MARIA OGNEVA'S BLOG
Hello, and welcome to my blog and the digital home for my thoughts. Most know me as @themaria, my handle across most social media sites and communities. My actual, given name is Maria Ogneva, and I love writing, traveling, eating, and spending time with my new husband.
I am passionate about how social media is changing the way we communicate, help and relate to each other, share news and make the world a smaller, more hospitable place. I work at Salesforce as Director of Product Marketing on the Communities product, where my job is to help customers (and the world at large) to be successful in building communities. I learn every day, and I share my thoughts and personal growth here.
Please note that the views expressed here are my own, and do not reflect those of my employer or any of our clients.
In the spirit of correct attribution, the above title is my cheeky take on Naughty By Nature’s OPP – if you don’t know what this song is, I can’t help you.
An unpleasant event happened to me very recently that made this post a necessity.

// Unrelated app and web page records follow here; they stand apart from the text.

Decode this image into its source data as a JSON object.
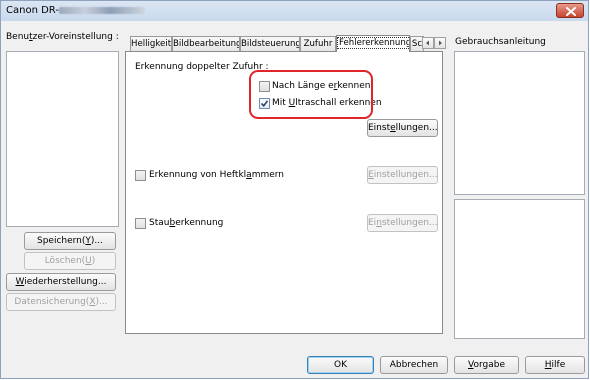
{
  "window": {
    "title": "Canon DR-",
    "close_label": "×"
  },
  "sidebar": {
    "preset_label": "Benutzer-Voreinstellung :",
    "save_button": "Speichern(Y)...",
    "delete_button": "Löschen(U)",
    "restore_button": "Wiederherstellung...",
    "backup_button": "Datensicherung(X)..."
  },
  "tabs": [
    {
      "label": "Helligkeit"
    },
    {
      "label": "Bildbearbeitung"
    },
    {
      "label": "Bildsteuerung"
    },
    {
      "label": "Zufuhr"
    },
    {
      "label": "Fehlererkennung"
    },
    {
      "label": "Sc"
    }
  ],
  "tab_scroll": {
    "left": "◂",
    "right": "▸"
  },
  "panel": {
    "double_feed_label": "Erkennung doppelter Zufuhr :",
    "by_length_label": "Nach Länge erkennen",
    "by_length_checked": false,
    "by_ultrasonic_label": "Mit Ultraschall erkennen",
    "by_ultrasonic_checked": true,
    "settings_button_1": "Einstellungen...",
    "staple_label": "Erkennung von Heftklammern",
    "staple_checked": false,
    "settings_button_2": "Einstellungen...",
    "jam_label": "Stauberkennung",
    "jam_checked": false,
    "settings_button_3": "Einstellungen..."
  },
  "help": {
    "label": "Gebrauchsanleitung"
  },
  "footer": {
    "ok": "OK",
    "cancel": "Abbrechen",
    "defaults": "Vorgabe",
    "help": "Hilfe"
  },
  "colors": {
    "highlight": "#e0242a",
    "titlebar": "#c9d9ee",
    "close": "#c6442e"
  }
}
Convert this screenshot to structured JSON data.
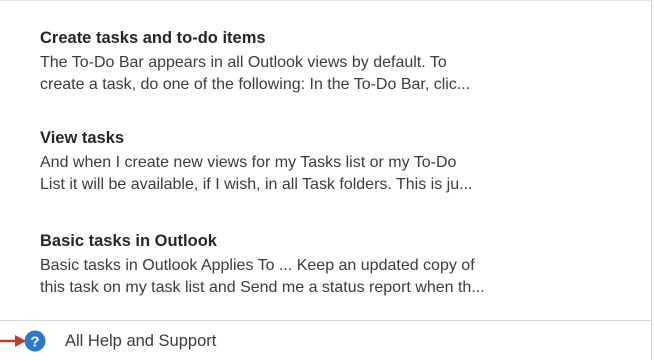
{
  "results": [
    {
      "title": "Create tasks and to-do items",
      "line1": "The To-Do Bar appears in all Outlook views by default. To",
      "line2": "create a task, do one of the following: In the To-Do Bar, clic..."
    },
    {
      "title": "View tasks",
      "line1": "And when I create new views for my Tasks list or my To-Do",
      "line2": "List it will be available, if I wish, in all Task folders. This is ju..."
    },
    {
      "title": "Basic tasks in Outlook",
      "line1": "Basic tasks in Outlook Applies To ... Keep an updated copy of",
      "line2": "this task on my task list and Send me a status report when th..."
    }
  ],
  "help": {
    "label": "All Help and Support",
    "icon": "question-circle-icon",
    "icon_color": "#2b79c9"
  },
  "annotation": {
    "arrow_color": "#c0392b"
  }
}
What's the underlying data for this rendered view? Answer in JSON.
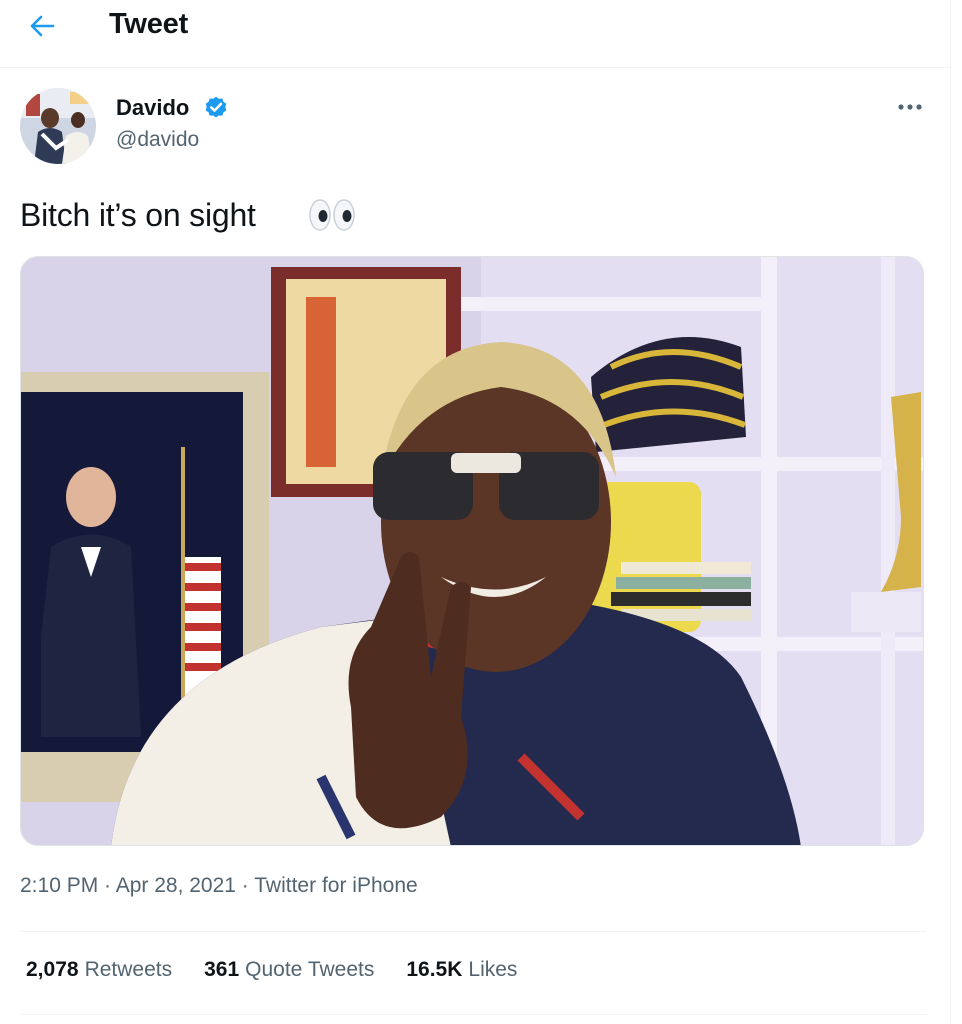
{
  "header": {
    "title": "Tweet"
  },
  "tweet": {
    "author": {
      "name": "Davido",
      "handle": "@davido",
      "verified": true
    },
    "text": "Bitch it’s on sight",
    "emoji_icon": "eyes-emoji-icon",
    "timestamp": "2:10 PM · Apr 28, 2021 · ",
    "source": "Twitter for iPhone"
  },
  "stats": {
    "retweets": {
      "count": "2,078",
      "label": "Retweets"
    },
    "quotes": {
      "count": "361",
      "label": "Quote Tweets"
    },
    "likes": {
      "count": "16.5K",
      "label": "Likes"
    }
  },
  "colors": {
    "accent": "#1d9bf0",
    "text": "#0f1419",
    "muted": "#536471",
    "border": "#eff3f4"
  }
}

Someone ripped off my content, to pass it off as his own. It wasn’t borrowed or repurposed; it was blatantly copied and pasted, passed off as someone else’s and even shared across Twitter as someone else’s creation. Now don’t get me wrong; this is not the first or the only, or even the last, time this has happened. But this was one of the more offensive examples. Following it, I had several conversations with various folks on Twitter, sharing similar stories. I think there’s a need to talk about proper etiquette when repurposing and attributing, as well as how to protect yourself from stuff like this. I’m going to attack part 1 in this post, and part 2 in a later post.
I wrote an article about 12 steps to finding a top-notch social media person, which became a solid hit on the Attensity blog, as well as on SocialMediaToday, where it was syndicated. It was picked as a leading story of the day, and even became the title of the daily content email that it sends to its subscribers (which is not a big deal to some, but I consider it an honor). It is still one of the more commented articles in SocialMediaToday. For a social media content producer, this level of engagement is a compliment of the highest order. While I was on my blogger high, I noticed that there was an article circulated around Twitter, which looked eerily similar. I clicked the link and saw the following (see below):
My heart sank. There it was, the article I worked so hard on, lifted word for word, with no commentary, nothing that says: “Hey, I found this great article Maria wrote. I agree with A, B, C, which I’m posting below. I would also like to add X, Y and Z”. With Jeremy’s picture and name prominently featured at the bottom (see below) and with my article starting with the word “I thought,” it basically looked like Jeremy thought what I had written.
There was a tiny attribution link at the bottom, which appeared as a meager attempt to cover one’s behind (CYA) in regards to attribution. I just don’t buy that as attribution, and it appears intentionally misleading.
On further examination, the site was full of “repurposed” content. To make matters worse, all of this content was duplicated across two sites, both of which has been taken down. The site owner defended himself, saying that that his goal was to “repost gems” found around the Internet. In my opinion, there are enough quality aggregators and syndicates like SocialMediaToday, and they do a pretty bang-up job. So unless that’s your stated purpose, I’ll just assume you are ripping off content.
I found it purposefully misleading when Jeremy tweeted this article, retweeted himself, and said nothing when others tweeted it as if it came from him (i.e. “Great article, Jeremy). See below:
In my opinion, if you perpetuate wrong attribution, you are complicit in IP theft. Instead, you should correct and say: “Actually this article was written by so-and-so.”
This was probably on of the most severe recent example of IP theft; unfortunately, it’s not the only one. I monitor social media for a living, so I have my ear to the ground, and find a lot of my content stolen. Sometimes it’s cut and pasted to look like the author of the blog wrote it, sometimes it’s presented as if I guest posted there, which I didn’t. I’m very deliberate about where I post, and I will always tweet links to such work. I should probably create a page on this blog linking to my work around the WWW. Yes, there are examples like this, of people outright stealing content. But there are also some people who are just bad at social media, or new at it, and clumsily do a bad job of attribution. So I figured I’d write the following 9 steps to ensure that these “mistakes” don’t happen again. First time around they are negligent; second time, they are pre-meditated intellectual property crimes. So here we go; don’t say I didn’t warn you:
By practicing best practices of attribution and preserving others’ intellectual property, you will come across as a thoughtful person. Instead of making bloggers mad, you will build relationships and alliances. In the end, this is what social media is about.